Extracted records:
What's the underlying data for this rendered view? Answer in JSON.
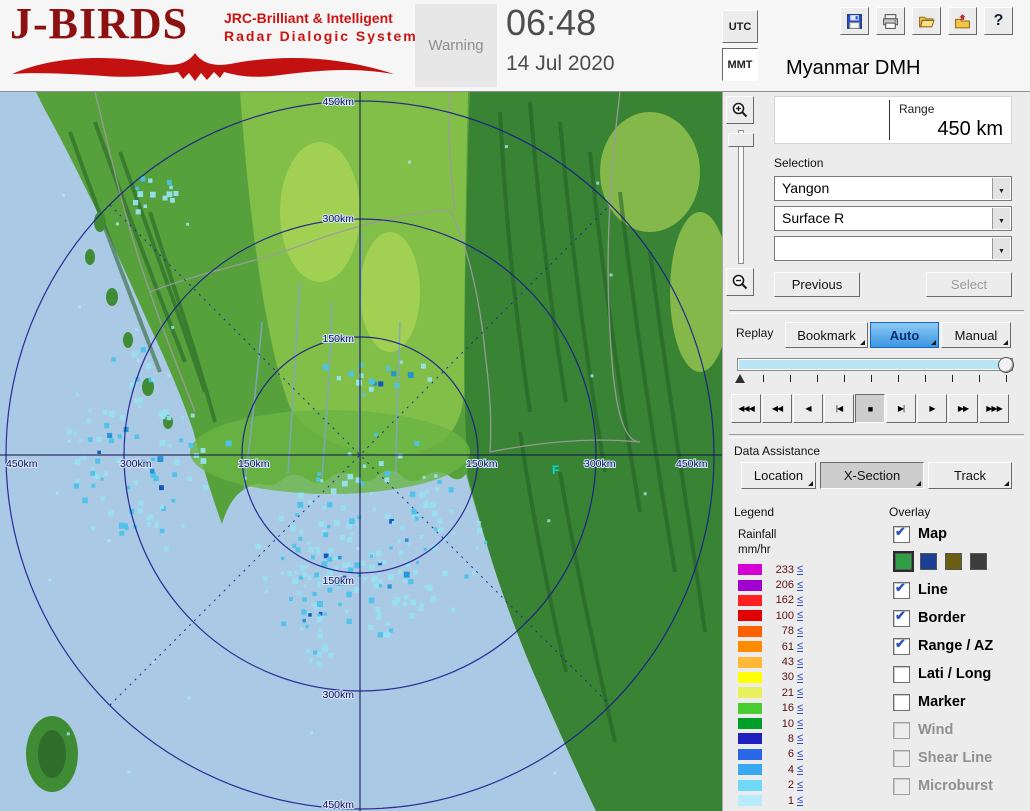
{
  "colors": {
    "brand_red": "#b01212",
    "selection_blue": "#3c97e4",
    "map_ocean": "#aac9e4",
    "map_land": "#57a13d"
  },
  "header": {
    "logo": {
      "title": "J-BIRDS",
      "subtitle1": "JRC-Brilliant & Intelligent",
      "subtitle2": "Radar  Dialogic  System"
    },
    "warning": "Warning",
    "clock": {
      "time": "06:48",
      "date": "14 Jul 2020"
    },
    "timezone": {
      "utc": "UTC",
      "mmt": "MMT",
      "selected": "MMT"
    },
    "station": "Myanmar DMH"
  },
  "toolbar": {
    "icons": [
      "save-icon",
      "print-icon",
      "open-folder-icon",
      "export-folder-icon",
      "help-icon"
    ],
    "help": "?"
  },
  "map": {
    "ring_labels": {
      "r150": "150km",
      "r300": "300km",
      "r450": "450km"
    },
    "marker_f": "F"
  },
  "panel": {
    "range": {
      "label": "Range",
      "value": "450 km"
    },
    "selection": {
      "label": "Selection",
      "site": "Yangon",
      "product": "Surface R",
      "extra": ""
    },
    "buttons": {
      "previous": "Previous",
      "select": "Select"
    },
    "replay": {
      "label": "Replay",
      "bookmark": "Bookmark",
      "auto": "Auto",
      "manual": "Manual"
    },
    "playback": [
      "◀◀◀",
      "◀◀",
      "◀",
      "|◀",
      "■",
      "▶|",
      "▶",
      "▶▶",
      "▶▶▶"
    ],
    "data_assistance": {
      "label": "Data Assistance",
      "location": "Location",
      "xsection": "X-Section",
      "track": "Track"
    },
    "legend": {
      "label": "Legend",
      "unit_line1": "Rainfall",
      "unit_line2": "mm/hr",
      "operator": "≤",
      "rows": [
        {
          "value": "233",
          "color": "#d400d4"
        },
        {
          "value": "206",
          "color": "#a000d0"
        },
        {
          "value": "162",
          "color": "#ff2020"
        },
        {
          "value": "100",
          "color": "#e00000"
        },
        {
          "value": "78",
          "color": "#ff6000"
        },
        {
          "value": "61",
          "color": "#ff8c00"
        },
        {
          "value": "43",
          "color": "#ffb838"
        },
        {
          "value": "30",
          "color": "#ffff00"
        },
        {
          "value": "21",
          "color": "#e8f060"
        },
        {
          "value": "16",
          "color": "#48cc30"
        },
        {
          "value": "10",
          "color": "#00a028"
        },
        {
          "value": "8",
          "color": "#2020c0"
        },
        {
          "value": "6",
          "color": "#2868e8"
        },
        {
          "value": "4",
          "color": "#38a8f0"
        },
        {
          "value": "2",
          "color": "#70d8f8"
        },
        {
          "value": "1",
          "color": "#b8ecfc"
        }
      ]
    },
    "overlay": {
      "label": "Overlay",
      "map_palette": {
        "colors": [
          "#2f9e44",
          "#1c3f94",
          "#6b5d11",
          "#3c3c3c"
        ],
        "selected": 0
      },
      "items": [
        {
          "label": "Map",
          "checked": true,
          "disabled": false
        },
        {
          "label": "Line",
          "checked": true,
          "disabled": false
        },
        {
          "label": "Border",
          "checked": true,
          "disabled": false
        },
        {
          "label": "Range / AZ",
          "checked": true,
          "disabled": false
        },
        {
          "label": "Lati / Long",
          "checked": false,
          "disabled": false
        },
        {
          "label": "Marker",
          "checked": false,
          "disabled": false
        },
        {
          "label": "Wind",
          "checked": false,
          "disabled": true
        },
        {
          "label": "Shear Line",
          "checked": false,
          "disabled": true
        },
        {
          "label": "Microburst",
          "checked": false,
          "disabled": true
        }
      ]
    }
  }
}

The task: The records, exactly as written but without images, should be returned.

Task response:
What's the underlying data for this rendered view? Answer in JSON.
{
  "colors": {
    "brand_red": "#b01212",
    "selection_blue": "#3c97e4",
    "map_ocean": "#aac9e4",
    "map_land": "#57a13d"
  },
  "header": {
    "logo": {
      "title": "J-BIRDS",
      "subtitle1": "JRC-Brilliant & Intelligent",
      "subtitle2": "Radar  Dialogic  System"
    },
    "warning": "Warning",
    "clock": {
      "time": "06:48",
      "date": "14 Jul 2020"
    },
    "timezone": {
      "utc": "UTC",
      "mmt": "MMT",
      "selected": "MMT"
    },
    "station": "Myanmar DMH"
  },
  "toolbar": {
    "icons": [
      "save-icon",
      "print-icon",
      "open-folder-icon",
      "export-folder-icon",
      "help-icon"
    ],
    "help": "?"
  },
  "map": {
    "ring_labels": {
      "r150": "150km",
      "r300": "300km",
      "r450": "450km"
    },
    "marker_f": "F"
  },
  "panel": {
    "range": {
      "label": "Range",
      "value": "450 km"
    },
    "selection": {
      "label": "Selection",
      "site": "Yangon",
      "product": "Surface R",
      "extra": ""
    },
    "buttons": {
      "previous": "Previous",
      "select": "Select"
    },
    "replay": {
      "label": "Replay",
      "bookmark": "Bookmark",
      "auto": "Auto",
      "manual": "Manual"
    },
    "playback": [
      "◀◀◀",
      "◀◀",
      "◀",
      "|◀",
      "■",
      "▶|",
      "▶",
      "▶▶",
      "▶▶▶"
    ],
    "data_assistance": {
      "label": "Data Assistance",
      "location": "Location",
      "xsection": "X-Section",
      "track": "Track"
    },
    "legend": {
      "label": "Legend",
      "unit_line1": "Rainfall",
      "unit_line2": "mm/hr",
      "operator": "≤",
      "rows": [
        {
          "value": "233",
          "color": "#d400d4"
        },
        {
          "value": "206",
          "color": "#a000d0"
        },
        {
          "value": "162",
          "color": "#ff2020"
        },
        {
          "value": "100",
          "color": "#e00000"
        },
        {
          "value": "78",
          "color": "#ff6000"
        },
        {
          "value": "61",
          "color": "#ff8c00"
        },
        {
          "value": "43",
          "color": "#ffb838"
        },
        {
          "value": "30",
          "color": "#ffff00"
        },
        {
          "value": "21",
          "color": "#e8f060"
        },
        {
          "value": "16",
          "color": "#48cc30"
        },
        {
          "value": "10",
          "color": "#00a028"
        },
        {
          "value": "8",
          "color": "#2020c0"
        },
        {
          "value": "6",
          "color": "#2868e8"
        },
        {
          "value": "4",
          "color": "#38a8f0"
        },
        {
          "value": "2",
          "color": "#70d8f8"
        },
        {
          "value": "1",
          "color": "#b8ecfc"
        }
      ]
    },
    "overlay": {
      "label": "Overlay",
      "map_palette": {
        "colors": [
          "#2f9e44",
          "#1c3f94",
          "#6b5d11",
          "#3c3c3c"
        ],
        "selected": 0
      },
      "items": [
        {
          "label": "Map",
          "checked": true,
          "disabled": false
        },
        {
          "label": "Line",
          "checked": true,
          "disabled": false
        },
        {
          "label": "Border",
          "checked": true,
          "disabled": false
        },
        {
          "label": "Range / AZ",
          "checked": true,
          "disabled": false
        },
        {
          "label": "Lati / Long",
          "checked": false,
          "disabled": false
        },
        {
          "label": "Marker",
          "checked": false,
          "disabled": false
        },
        {
          "label": "Wind",
          "checked": false,
          "disabled": true
        },
        {
          "label": "Shear Line",
          "checked": false,
          "disabled": true
        },
        {
          "label": "Microburst",
          "checked": false,
          "disabled": true
        }
      ]
    }
  }
}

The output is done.